12 from CIW ready to help on fire lines
By Bill Sessa, CDCR Public Information Officer
As summer heat and a historic drought have set the stage for what could be a record year for wild land fires in California, a dozen female inmates from the California Institution for Women are among the most recent to step up to that flame-fighting challenge.
The newest of CDCR’s wild land firefighters were cheered on by future graduates and their trainers from CALFIRE at “Camp New Beginnings” on the grounds of CIW as they received their certificates in June documenting that they had completed the same grueling training program as the male inmates who make up the majority of the state’s fire crews.
It may be a surprise to some people that there are female firefighters, since most of the media’s coverage of forest fires highlights the work of male inmates. But females have worked on the fire lines since 1983, when the Rainbow Camp housed the first all-female crews. Currently, as many as 300 females work on the fire lines each summer, comprising slightly less than 10 percent of the nearly 4,000 inmates housed in the state’s 43 fire camps. Following their graduation at CIW, the newly minted firefighters were assigned to one of three camps that house females in San Diego and Los Angeles counties.
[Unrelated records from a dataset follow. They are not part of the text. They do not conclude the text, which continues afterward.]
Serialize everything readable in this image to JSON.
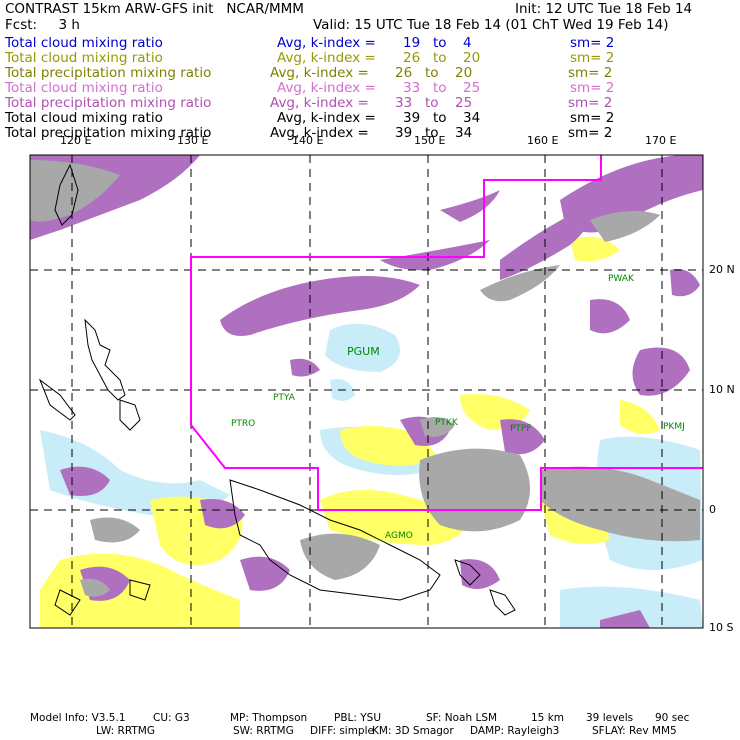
{
  "header": {
    "title": "CONTRAST 15km ARW-GFS init   NCAR/MMM",
    "init": "Init: 12 UTC Tue 18 Feb 14",
    "fcst": "Fcst:     3 h",
    "valid": "Valid: 15 UTC Tue 18 Feb 14 (01 ChT Wed 19 Feb 14)"
  },
  "legend": [
    {
      "field": "Total cloud mixing ratio",
      "avg": "Avg, k-index =",
      "k1": "19",
      "to": "to",
      "k2": "4",
      "sm": "sm= 2",
      "color": "#0000cc"
    },
    {
      "field": "Total cloud mixing ratio",
      "avg": "Avg, k-index =",
      "k1": "26",
      "to": "to",
      "k2": "20",
      "sm": "sm= 2",
      "color": "#999900"
    },
    {
      "field": "Total precipitation mixing ratio",
      "avg": "Avg, k-index =",
      "k1": "26",
      "to": "to",
      "k2": "20",
      "sm": "sm= 2",
      "color": "#808000"
    },
    {
      "field": "Total cloud mixing ratio",
      "avg": "Avg, k-index =",
      "k1": "33",
      "to": "to",
      "k2": "25",
      "sm": "sm= 2",
      "color": "#d070d0"
    },
    {
      "field": "Total precipitation mixing ratio",
      "avg": "Avg, k-index =",
      "k1": "33",
      "to": "to",
      "k2": "25",
      "sm": "sm= 2",
      "color": "#b050b0"
    },
    {
      "field": "Total cloud mixing ratio",
      "avg": "Avg, k-index =",
      "k1": "39",
      "to": "to",
      "k2": "34",
      "sm": "sm= 2",
      "color": "#000000"
    },
    {
      "field": "Total precipitation mixing ratio",
      "avg": "Avg, k-index =",
      "k1": "39",
      "to": "to",
      "k2": "34",
      "sm": "sm= 2",
      "color": "#000000"
    }
  ],
  "map": {
    "lon_labels": [
      "120 E",
      "130 E",
      "140 E",
      "150 E",
      "160 E",
      "170 E"
    ],
    "lat_labels": [
      "20 N",
      "10 N",
      "0",
      "10 S"
    ],
    "stations": [
      {
        "code": "PWAK"
      },
      {
        "code": "PGUM"
      },
      {
        "code": "PTYA"
      },
      {
        "code": "PTRO"
      },
      {
        "code": "PTKK"
      },
      {
        "code": "PTPF"
      },
      {
        "code": "PKMJ"
      },
      {
        "code": "AGMO"
      }
    ],
    "colors": {
      "land": "#000000",
      "grid": "#000000",
      "domain": "#ff00ff",
      "cloud_high": "#b070c0",
      "cloud_mid": "#ffff66",
      "cloud_low": "#c8ecf8",
      "gray": "#a8a8a8",
      "station_text": "#008800"
    }
  },
  "footer": {
    "line1": [
      "Model Info: V3.5.1",
      "CU: G3",
      "MP: Thompson",
      "PBL: YSU",
      "SF: Noah LSM",
      "15 km",
      "39 levels",
      "90 sec"
    ],
    "line2": [
      "LW: RRTMG",
      "SW: RRTMG",
      "DIFF: simple",
      "KM: 3D Smagor",
      "DAMP: Rayleigh3",
      "SFLAY: Rev MM5"
    ]
  }
}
When it comes to battling flames that can rise 30 or 40 feet tall, the work is gender neutral. Armed with hand tools, such as chain saws and shovels, female fire crews work in the same rugged terrain as their male counterparts, cutting containment lines to slow the spread of large forest fires. When they are not on the fire lines, female crews spend their time working on the same fire prevention project, such as brush clearing, as their male counterparts.
Crews from the Rainbow Conservation Camp, for example, recently spent weeks clearing a large stand of Torrey Pines infested with beetles, which increases the chances they would be volatile fuel in a fire. It was a job that needed a lot more than a weed-whacker. A CALFIRE captain supervising the crews at the time noted the trees “weigh tons” so removing them was an industrial-sized project.
“The trees we had to take out are big and thick and take a long time to die,” noted Stephen Scatolini, a restoration specialist for California’s state parks.
Inmate Patricia Meyers said she was “excited” for her new assignment and “proud of what I’m doing,” a sentiment undoubtedly shared by her classmates, eager to join the veterans in their assigned camps.